[[ Data extract, beginning ]]

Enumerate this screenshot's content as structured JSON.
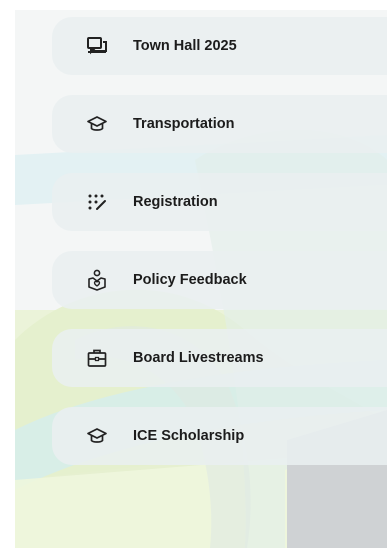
{
  "menu": {
    "items": [
      {
        "label": "Town Hall 2025",
        "icon": "chat-bubbles-icon"
      },
      {
        "label": "Transportation",
        "icon": "graduation-cap-icon"
      },
      {
        "label": "Registration",
        "icon": "dotted-edit-icon"
      },
      {
        "label": "Policy Feedback",
        "icon": "person-heart-icon"
      },
      {
        "label": "Board Livestreams",
        "icon": "briefcase-icon"
      },
      {
        "label": "ICE Scholarship",
        "icon": "graduation-cap-icon"
      }
    ]
  },
  "colors": {
    "item_background": "#e9eff0",
    "text": "#1c1c1c",
    "background_gray": "#cfd2d4",
    "background_green": "#e3efc8",
    "background_teal": "#d2ecec"
  }
}
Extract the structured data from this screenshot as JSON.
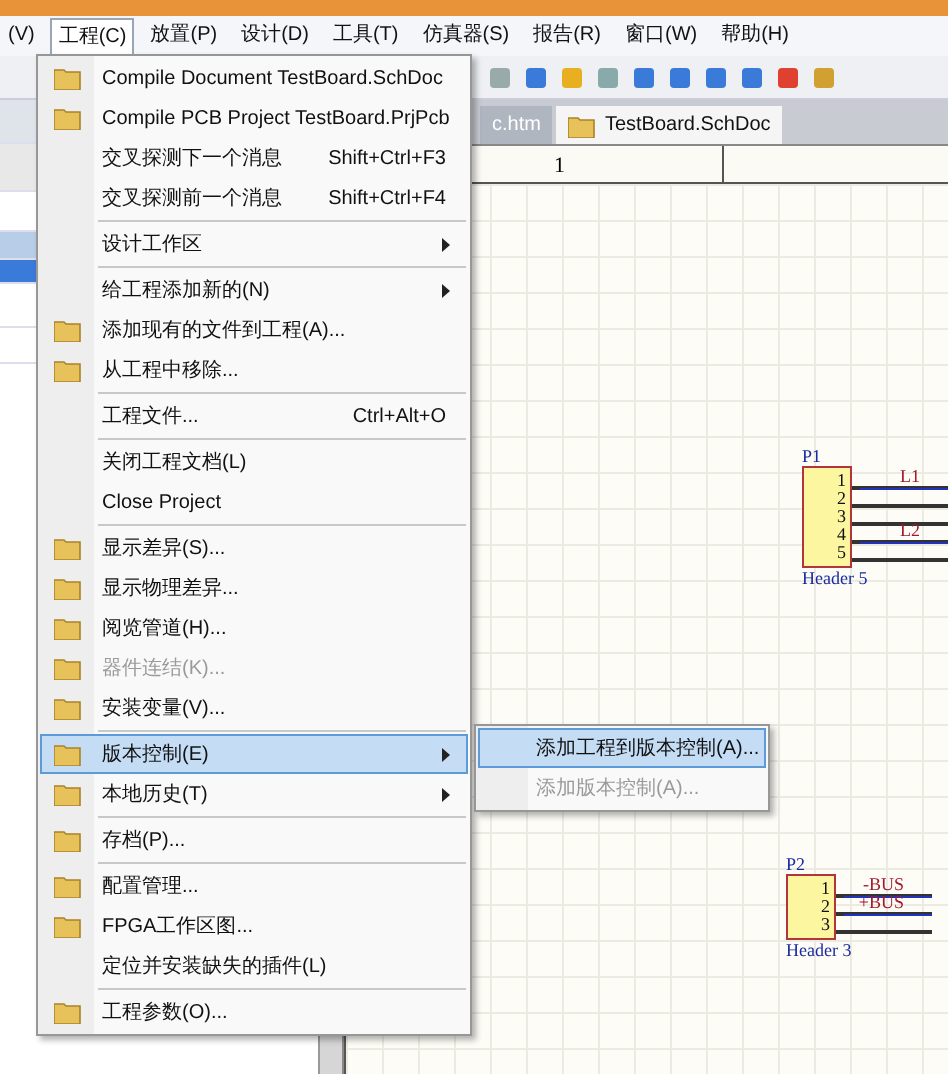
{
  "menubar": [
    {
      "label": "(V)",
      "selected": false
    },
    {
      "label": "工程(C)",
      "selected": true
    },
    {
      "label": "放置(P)",
      "selected": false
    },
    {
      "label": "设计(D)",
      "selected": false
    },
    {
      "label": "工具(T)",
      "selected": false
    },
    {
      "label": "仿真器(S)",
      "selected": false
    },
    {
      "label": "报告(R)",
      "selected": false
    },
    {
      "label": "窗口(W)",
      "selected": false
    },
    {
      "label": "帮助(H)",
      "selected": false
    }
  ],
  "document_tabs": [
    {
      "label": "c.htm",
      "selected": false
    },
    {
      "label": "TestBoard.SchDoc",
      "selected": true
    }
  ],
  "ruler": {
    "label": "1"
  },
  "menu": {
    "items": [
      {
        "kind": "icon_item",
        "label": "Compile Document TestBoard.SchDoc",
        "disabled": false,
        "selected": false,
        "submenu": false
      },
      {
        "kind": "icon_item",
        "label": "Compile PCB Project TestBoard.PrjPcb",
        "disabled": false,
        "selected": false,
        "submenu": false
      },
      {
        "kind": "item",
        "label": "交叉探测下一个消息",
        "shortcut": "Shift+Ctrl+F3",
        "disabled": false,
        "selected": false,
        "submenu": false
      },
      {
        "kind": "item",
        "label": "交叉探测前一个消息",
        "shortcut": "Shift+Ctrl+F4",
        "disabled": false,
        "selected": false,
        "submenu": false
      },
      {
        "kind": "separator"
      },
      {
        "kind": "item",
        "label": "设计工作区",
        "disabled": false,
        "selected": false,
        "submenu": true
      },
      {
        "kind": "separator"
      },
      {
        "kind": "item",
        "label": "给工程添加新的(N)",
        "disabled": false,
        "selected": false,
        "submenu": true
      },
      {
        "kind": "icon_item",
        "label": "添加现有的文件到工程(A)...",
        "disabled": false,
        "selected": false,
        "submenu": false
      },
      {
        "kind": "icon_item",
        "label": "从工程中移除...",
        "disabled": false,
        "selected": false,
        "submenu": false
      },
      {
        "kind": "separator"
      },
      {
        "kind": "item",
        "label": "工程文件...",
        "shortcut": "Ctrl+Alt+O",
        "disabled": false,
        "selected": false,
        "submenu": false
      },
      {
        "kind": "separator"
      },
      {
        "kind": "item",
        "label": "关闭工程文档(L)",
        "disabled": false,
        "selected": false,
        "submenu": false
      },
      {
        "kind": "item",
        "label": "Close Project",
        "disabled": false,
        "selected": false,
        "submenu": false
      },
      {
        "kind": "separator"
      },
      {
        "kind": "icon_item",
        "label": "显示差异(S)...",
        "disabled": false,
        "selected": false,
        "submenu": false
      },
      {
        "kind": "icon_item",
        "label": "显示物理差异...",
        "disabled": false,
        "selected": false,
        "submenu": false
      },
      {
        "kind": "icon_item",
        "label": "阅览管道(H)...",
        "disabled": false,
        "selected": false,
        "submenu": false
      },
      {
        "kind": "icon_item",
        "label": "器件连结(K)...",
        "disabled": true,
        "selected": false,
        "submenu": false
      },
      {
        "kind": "icon_item",
        "label": "安装变量(V)...",
        "disabled": false,
        "selected": false,
        "submenu": false
      },
      {
        "kind": "separator"
      },
      {
        "kind": "icon_item",
        "label": "版本控制(E)",
        "disabled": false,
        "selected": true,
        "submenu": true
      },
      {
        "kind": "icon_item",
        "label": "本地历史(T)",
        "disabled": false,
        "selected": false,
        "submenu": true
      },
      {
        "kind": "separator"
      },
      {
        "kind": "icon_item",
        "label": "存档(P)...",
        "disabled": false,
        "selected": false,
        "submenu": false
      },
      {
        "kind": "separator"
      },
      {
        "kind": "icon_item",
        "label": "配置管理...",
        "disabled": false,
        "selected": false,
        "submenu": false
      },
      {
        "kind": "icon_item",
        "label": "FPGA工作区图...",
        "disabled": false,
        "selected": false,
        "submenu": false
      },
      {
        "kind": "item",
        "label": "定位并安装缺失的插件(L)",
        "disabled": false,
        "selected": false,
        "submenu": false
      },
      {
        "kind": "separator"
      },
      {
        "kind": "icon_item",
        "label": "工程参数(O)...",
        "disabled": false,
        "selected": false,
        "submenu": false
      }
    ]
  },
  "submenu": {
    "items": [
      {
        "label": "添加工程到版本控制(A)...",
        "selected": true,
        "disabled": false
      },
      {
        "label": "添加版本控制(A)...",
        "selected": false,
        "disabled": true
      }
    ]
  },
  "schematic": {
    "parts": [
      {
        "designator": "P1",
        "pins": [
          {
            "number": "1",
            "net": "L1"
          },
          {
            "number": "2"
          },
          {
            "number": "3"
          },
          {
            "number": "4",
            "net": "L2"
          },
          {
            "number": "5"
          }
        ],
        "comment": "Header 5"
      },
      {
        "designator": "P2",
        "pins": [
          {
            "number": "1",
            "net": "-BUS"
          },
          {
            "number": "2",
            "net": "+BUS"
          },
          {
            "number": "3"
          }
        ],
        "comment": "Header 3"
      }
    ]
  }
}
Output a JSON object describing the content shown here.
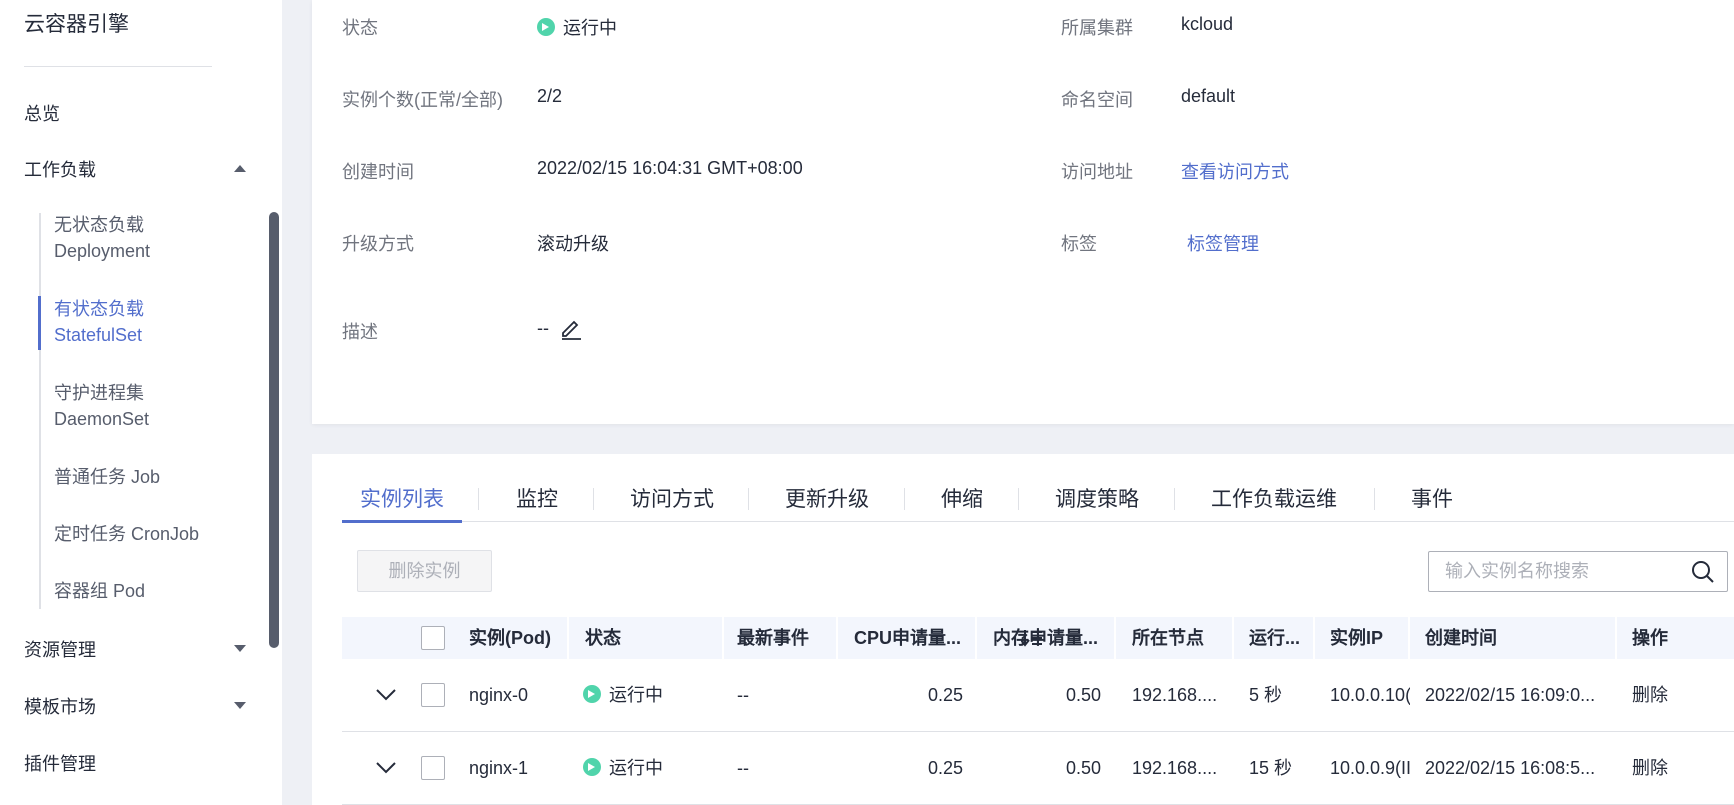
{
  "sidebar": {
    "title": "云容器引擎",
    "overview": "总览",
    "workload": "工作负载",
    "subitems": [
      {
        "line1": "无状态负载",
        "line2": "Deployment"
      },
      {
        "line1": "有状态负载",
        "line2": "StatefulSet"
      },
      {
        "line1": "守护进程集",
        "line2": "DaemonSet"
      },
      {
        "line1": "普通任务 Job"
      },
      {
        "line1": "定时任务 CronJob"
      },
      {
        "line1": "容器组 Pod"
      }
    ],
    "resource": "资源管理",
    "template": "模板市场",
    "plugin": "插件管理"
  },
  "details": {
    "status_label": "状态",
    "status_value": "运行中",
    "cluster_label": "所属集群",
    "cluster_value": "kcloud",
    "instances_label": "实例个数(正常/全部)",
    "instances_value": "2/2",
    "namespace_label": "命名空间",
    "namespace_value": "default",
    "created_label": "创建时间",
    "created_value": "2022/02/15 16:04:31 GMT+08:00",
    "access_label": "访问地址",
    "access_value": "查看访问方式",
    "upgrade_label": "升级方式",
    "upgrade_value": "滚动升级",
    "tags_label": "标签",
    "tags_value": "标签管理",
    "desc_label": "描述",
    "desc_value": "--"
  },
  "tabs": [
    "实例列表",
    "监控",
    "访问方式",
    "更新升级",
    "伸缩",
    "调度策略",
    "工作负载运维",
    "事件"
  ],
  "toolbar": {
    "delete_label": "删除实例",
    "search_placeholder": "输入实例名称搜索"
  },
  "table": {
    "headers": {
      "pod": "实例(Pod)",
      "status": "状态",
      "event": "最新事件",
      "cpu": "CPU申请量...",
      "mem": "内存申请量...",
      "node": "所在节点",
      "runtime": "运行...",
      "ip": "实例IP",
      "created": "创建时间",
      "action": "操作"
    },
    "rows": [
      {
        "pod": "nginx-0",
        "status": "运行中",
        "event": "--",
        "cpu": "0.25",
        "mem": "0.50",
        "node": "192.168....",
        "runtime": "5 秒",
        "ip": "10.0.0.10(",
        "created": "2022/02/15 16:09:0...",
        "action": "删除"
      },
      {
        "pod": "nginx-1",
        "status": "运行中",
        "event": "--",
        "cpu": "0.25",
        "mem": "0.50",
        "node": "192.168....",
        "runtime": "15 秒",
        "ip": "10.0.0.9(II",
        "created": "2022/02/15 16:08:5...",
        "action": "删除"
      }
    ]
  },
  "colors": {
    "accent": "#526ecc",
    "running": "#50d4ab"
  }
}
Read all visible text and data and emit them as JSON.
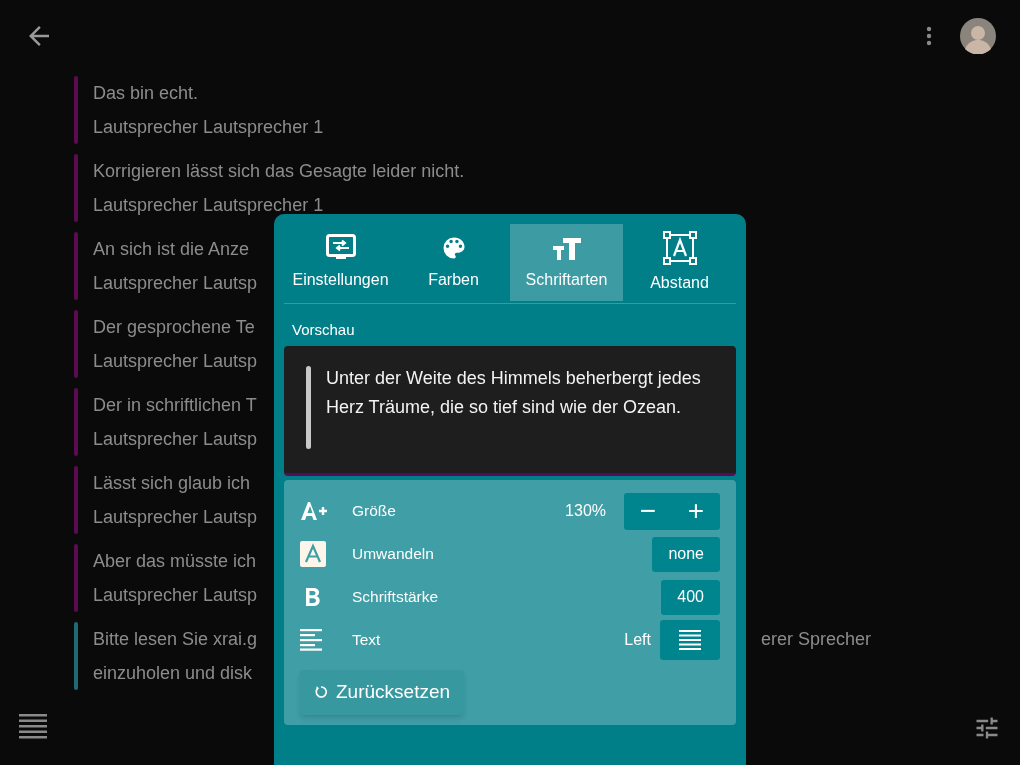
{
  "transcript": [
    {
      "text": "Das bin echt.",
      "speaker": "Lautsprecher Lautsprecher 1",
      "color": "#5c0b52"
    },
    {
      "text": "Korrigieren lässt sich das Gesagte leider nicht.",
      "speaker": "Lautsprecher Lautsprecher 1",
      "color": "#5c0b52"
    },
    {
      "text": "An sich ist die Anze",
      "speaker": "Lautsprecher Lautsp",
      "color": "#5c0b52"
    },
    {
      "text": "Der gesprochene Te",
      "speaker": "Lautsprecher Lautsp",
      "color": "#5c0b52"
    },
    {
      "text": "Der in schriftlichen T",
      "speaker": "Lautsprecher Lautsp",
      "color": "#5c0b52"
    },
    {
      "text": "Lässt sich glaub ich",
      "speaker": "Lautsprecher Lautsp",
      "color": "#5c0b52"
    },
    {
      "text": "Aber das müsste ich",
      "speaker": "Lautsprecher Lautsp",
      "color": "#5c0b52"
    },
    {
      "text": "Bitte lesen Sie xrai.g",
      "text_right": "erer Sprecher",
      "line2": "einzuholen und disk",
      "color": "#1d6c74"
    }
  ],
  "panel": {
    "tabs": [
      {
        "label": "Einstellungen",
        "selected": false
      },
      {
        "label": "Farben",
        "selected": false
      },
      {
        "label": "Schriftarten",
        "selected": true
      },
      {
        "label": "Abstand",
        "selected": false
      }
    ],
    "preview_label": "Vorschau",
    "preview_text": "Unter der Weite des Himmels beherbergt jedes Herz Träume, die so tief sind wie der Ozean.",
    "settings": [
      {
        "kind": "stepper",
        "label": "Größe",
        "reading": "130%",
        "minus": "−",
        "plus": "+"
      },
      {
        "kind": "value",
        "label": "Umwandeln",
        "value": "none"
      },
      {
        "kind": "value",
        "label": "Schriftstärke",
        "value": "400"
      },
      {
        "kind": "align",
        "label": "Text",
        "reading": "Left"
      }
    ],
    "reset_button": "Zurücksetzen"
  }
}
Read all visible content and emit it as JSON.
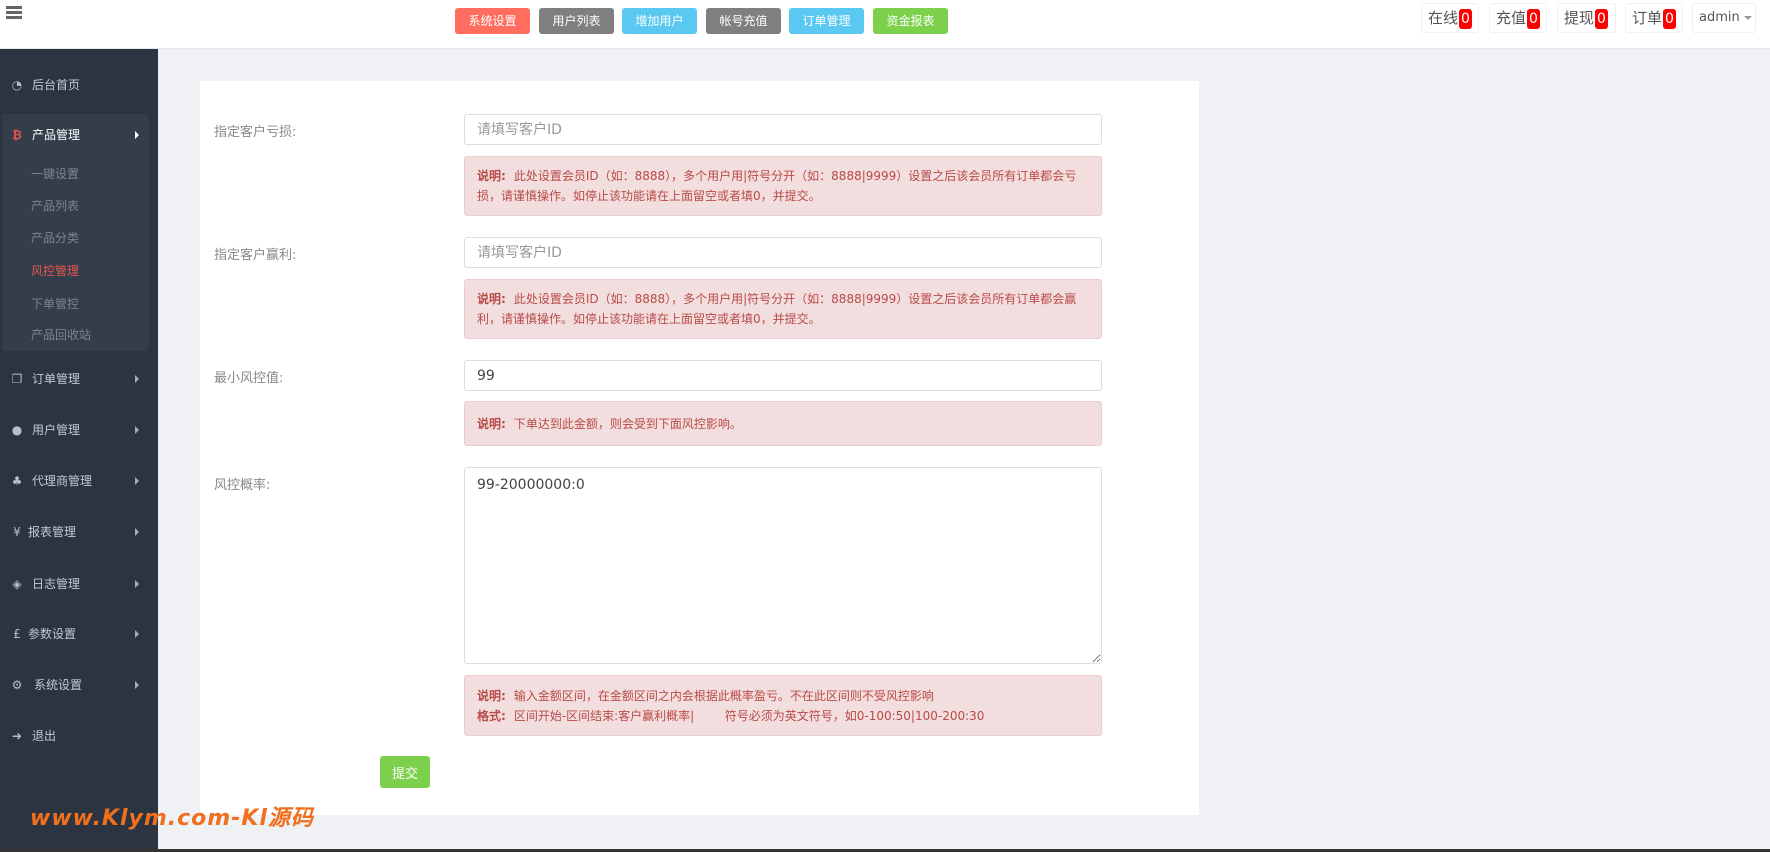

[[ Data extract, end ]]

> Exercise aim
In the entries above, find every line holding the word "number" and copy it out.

> Task response
            "number": "1",
            "number": "2"
            "number": "3"
            "number": "4",
            "number": "5"
            "number": "1",
            "number": "2",
            "number": "3"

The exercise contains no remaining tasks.